> [THE DATA]
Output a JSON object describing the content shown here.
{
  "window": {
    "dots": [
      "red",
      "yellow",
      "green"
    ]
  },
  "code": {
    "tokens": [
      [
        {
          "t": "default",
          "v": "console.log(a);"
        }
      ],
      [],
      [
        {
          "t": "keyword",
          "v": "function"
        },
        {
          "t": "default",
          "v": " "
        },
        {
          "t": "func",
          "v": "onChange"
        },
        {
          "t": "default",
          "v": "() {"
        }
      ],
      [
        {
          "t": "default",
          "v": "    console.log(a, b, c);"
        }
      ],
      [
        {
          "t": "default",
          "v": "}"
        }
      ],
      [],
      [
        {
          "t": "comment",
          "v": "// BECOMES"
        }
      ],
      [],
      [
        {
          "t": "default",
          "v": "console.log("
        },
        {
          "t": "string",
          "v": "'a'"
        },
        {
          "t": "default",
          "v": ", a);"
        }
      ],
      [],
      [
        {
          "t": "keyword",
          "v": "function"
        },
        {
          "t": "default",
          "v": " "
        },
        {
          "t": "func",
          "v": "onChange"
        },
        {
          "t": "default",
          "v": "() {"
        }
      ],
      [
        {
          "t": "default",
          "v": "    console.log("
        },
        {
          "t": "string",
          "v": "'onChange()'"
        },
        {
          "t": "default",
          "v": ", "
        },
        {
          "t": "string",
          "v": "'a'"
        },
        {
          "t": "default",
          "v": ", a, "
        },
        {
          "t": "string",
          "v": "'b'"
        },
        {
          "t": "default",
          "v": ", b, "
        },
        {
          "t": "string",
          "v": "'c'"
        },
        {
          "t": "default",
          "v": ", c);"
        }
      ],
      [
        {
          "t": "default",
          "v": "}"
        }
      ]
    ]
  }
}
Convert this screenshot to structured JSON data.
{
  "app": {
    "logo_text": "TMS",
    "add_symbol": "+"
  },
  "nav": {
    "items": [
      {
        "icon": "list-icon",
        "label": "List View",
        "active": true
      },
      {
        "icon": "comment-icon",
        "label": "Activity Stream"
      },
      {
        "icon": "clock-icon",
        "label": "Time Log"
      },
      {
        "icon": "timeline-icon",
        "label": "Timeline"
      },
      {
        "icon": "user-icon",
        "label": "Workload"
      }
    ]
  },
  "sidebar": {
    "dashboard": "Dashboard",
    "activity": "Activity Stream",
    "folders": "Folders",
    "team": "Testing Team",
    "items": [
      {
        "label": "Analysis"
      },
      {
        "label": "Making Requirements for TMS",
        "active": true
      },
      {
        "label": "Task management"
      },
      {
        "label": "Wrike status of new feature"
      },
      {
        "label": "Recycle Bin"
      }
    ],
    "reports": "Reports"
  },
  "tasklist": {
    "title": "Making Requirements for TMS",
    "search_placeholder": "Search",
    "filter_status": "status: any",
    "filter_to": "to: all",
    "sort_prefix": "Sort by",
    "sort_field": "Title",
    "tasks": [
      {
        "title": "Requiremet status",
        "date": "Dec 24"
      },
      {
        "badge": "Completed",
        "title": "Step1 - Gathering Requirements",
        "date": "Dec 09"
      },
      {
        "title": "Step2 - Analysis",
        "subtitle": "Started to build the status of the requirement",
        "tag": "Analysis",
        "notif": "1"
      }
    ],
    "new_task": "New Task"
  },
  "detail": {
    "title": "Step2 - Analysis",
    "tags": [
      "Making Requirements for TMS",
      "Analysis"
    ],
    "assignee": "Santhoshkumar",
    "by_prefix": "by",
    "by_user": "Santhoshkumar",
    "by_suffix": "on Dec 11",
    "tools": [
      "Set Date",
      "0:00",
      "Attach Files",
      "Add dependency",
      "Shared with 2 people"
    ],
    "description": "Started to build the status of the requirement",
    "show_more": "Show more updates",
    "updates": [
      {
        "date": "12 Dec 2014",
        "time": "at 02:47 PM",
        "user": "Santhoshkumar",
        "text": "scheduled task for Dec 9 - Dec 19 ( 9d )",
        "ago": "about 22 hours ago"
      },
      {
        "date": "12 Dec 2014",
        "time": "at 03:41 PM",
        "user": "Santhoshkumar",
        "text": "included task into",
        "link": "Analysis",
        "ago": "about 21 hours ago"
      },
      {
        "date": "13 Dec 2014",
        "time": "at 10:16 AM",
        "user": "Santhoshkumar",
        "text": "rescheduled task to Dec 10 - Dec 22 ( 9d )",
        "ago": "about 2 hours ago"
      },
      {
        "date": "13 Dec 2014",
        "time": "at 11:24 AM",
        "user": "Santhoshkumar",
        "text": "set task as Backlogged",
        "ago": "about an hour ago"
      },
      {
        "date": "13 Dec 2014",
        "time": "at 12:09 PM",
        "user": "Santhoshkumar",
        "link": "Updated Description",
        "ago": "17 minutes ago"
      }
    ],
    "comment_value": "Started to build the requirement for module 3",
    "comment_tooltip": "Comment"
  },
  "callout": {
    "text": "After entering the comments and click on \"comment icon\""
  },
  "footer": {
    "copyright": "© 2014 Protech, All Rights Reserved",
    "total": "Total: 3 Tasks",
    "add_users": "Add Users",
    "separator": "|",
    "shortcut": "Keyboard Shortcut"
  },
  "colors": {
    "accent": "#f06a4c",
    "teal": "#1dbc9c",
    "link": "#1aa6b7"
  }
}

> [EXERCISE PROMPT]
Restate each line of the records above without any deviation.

> [TASK SOLUTION]
Output a JSON object describing the content shown here.
{
  "window": {
    "dots": [
      "red",
      "yellow",
      "green"
    ]
  },
  "code": {
    "tokens": [
      [
        {
          "t": "default",
          "v": "console.log(a);"
        }
      ],
      [],
      [
        {
          "t": "keyword",
          "v": "function"
        },
        {
          "t": "default",
          "v": " "
        },
        {
          "t": "func",
          "v": "onChange"
        },
        {
          "t": "default",
          "v": "() {"
        }
      ],
      [
        {
          "t": "default",
          "v": "    console.log(a, b, c);"
        }
      ],
      [
        {
          "t": "default",
          "v": "}"
        }
      ],
      [],
      [
        {
          "t": "comment",
          "v": "// BECOMES"
        }
      ],
      [],
      [
        {
          "t": "default",
          "v": "console.log("
        },
        {
          "t": "string",
          "v": "'a'"
        },
        {
          "t": "default",
          "v": ", a);"
        }
      ],
      [],
      [
        {
          "t": "keyword",
          "v": "function"
        },
        {
          "t": "default",
          "v": " "
        },
        {
          "t": "func",
          "v": "onChange"
        },
        {
          "t": "default",
          "v": "() {"
        }
      ],
      [
        {
          "t": "default",
          "v": "    console.log("
        },
        {
          "t": "string",
          "v": "'onChange()'"
        },
        {
          "t": "default",
          "v": ", "
        },
        {
          "t": "string",
          "v": "'a'"
        },
        {
          "t": "default",
          "v": ", a, "
        },
        {
          "t": "string",
          "v": "'b'"
        },
        {
          "t": "default",
          "v": ", b, "
        },
        {
          "t": "string",
          "v": "'c'"
        },
        {
          "t": "default",
          "v": ", c);"
        }
      ],
      [
        {
          "t": "default",
          "v": "}"
        }
      ]
    ]
  }
}
Convert this screenshot to structured JSON data.
{
  "app": {
    "logo_text": "TMS",
    "add_symbol": "+"
  },
  "nav": {
    "items": [
      {
        "icon": "list-icon",
        "label": "List View",
        "active": true
      },
      {
        "icon": "comment-icon",
        "label": "Activity Stream"
      },
      {
        "icon": "clock-icon",
        "label": "Time Log"
      },
      {
        "icon": "timeline-icon",
        "label": "Timeline"
      },
      {
        "icon": "user-icon",
        "label": "Workload"
      }
    ]
  },
  "sidebar": {
    "dashboard": "Dashboard",
    "activity": "Activity Stream",
    "folders": "Folders",
    "team": "Testing Team",
    "items": [
      {
        "label": "Analysis"
      },
      {
        "label": "Making Requirements for TMS",
        "active": true
      },
      {
        "label": "Task management"
      },
      {
        "label": "Wrike status of new feature"
      },
      {
        "label": "Recycle Bin"
      }
    ],
    "reports": "Reports"
  },
  "tasklist": {
    "title": "Making Requirements for TMS",
    "search_placeholder": "Search",
    "filter_status": "status: any",
    "filter_to": "to: all",
    "sort_prefix": "Sort by",
    "sort_field": "Title",
    "tasks": [
      {
        "title": "Requiremet status",
        "date": "Dec 24"
      },
      {
        "badge": "Completed",
        "title": "Step1 - Gathering Requirements",
        "date": "Dec 09"
      },
      {
        "title": "Step2 - Analysis",
        "subtitle": "Started to build the status of the requirement",
        "tag": "Analysis",
        "notif": "1"
      }
    ],
    "new_task": "New Task"
  },
  "detail": {
    "title": "Step2 - Analysis",
    "tags": [
      "Making Requirements for TMS",
      "Analysis"
    ],
    "assignee": "Santhoshkumar",
    "by_prefix": "by",
    "by_user": "Santhoshkumar",
    "by_suffix": "on Dec 11",
    "tools": [
      "Set Date",
      "0:00",
      "Attach Files",
      "Add dependency",
      "Shared with 2 people"
    ],
    "description": "Started to build the status of the requirement",
    "show_more": "Show more updates",
    "updates": [
      {
        "date": "12 Dec 2014",
        "time": "at 02:47 PM",
        "user": "Santhoshkumar",
        "text": "scheduled task for Dec 9 - Dec 19 ( 9d )",
        "ago": "about 22 hours ago"
      },
      {
        "date": "12 Dec 2014",
        "time": "at 03:41 PM",
        "user": "Santhoshkumar",
        "text": "included task into",
        "link": "Analysis",
        "ago": "about 21 hours ago"
      },
      {
        "date": "13 Dec 2014",
        "time": "at 10:16 AM",
        "user": "Santhoshkumar",
        "text": "rescheduled task to Dec 10 - Dec 22 ( 9d )",
        "ago": "about 2 hours ago"
      },
      {
        "date": "13 Dec 2014",
        "time": "at 11:24 AM",
        "user": "Santhoshkumar",
        "text": "set task as Backlogged",
        "ago": "about an hour ago"
      },
      {
        "date": "13 Dec 2014",
        "time": "at 12:09 PM",
        "user": "Santhoshkumar",
        "link": "Updated Description",
        "ago": "17 minutes ago"
      }
    ],
    "comment_value": "Started to build the requirement for module 3",
    "comment_tooltip": "Comment"
  },
  "callout": {
    "text": "After entering the comments and click on \"comment icon\""
  },
  "footer": {
    "copyright": "© 2014 Protech, All Rights Reserved",
    "total": "Total: 3 Tasks",
    "add_users": "Add Users",
    "separator": "|",
    "shortcut": "Keyboard Shortcut"
  },
  "colors": {
    "accent": "#f06a4c",
    "teal": "#1dbc9c",
    "link": "#1aa6b7"
  }
}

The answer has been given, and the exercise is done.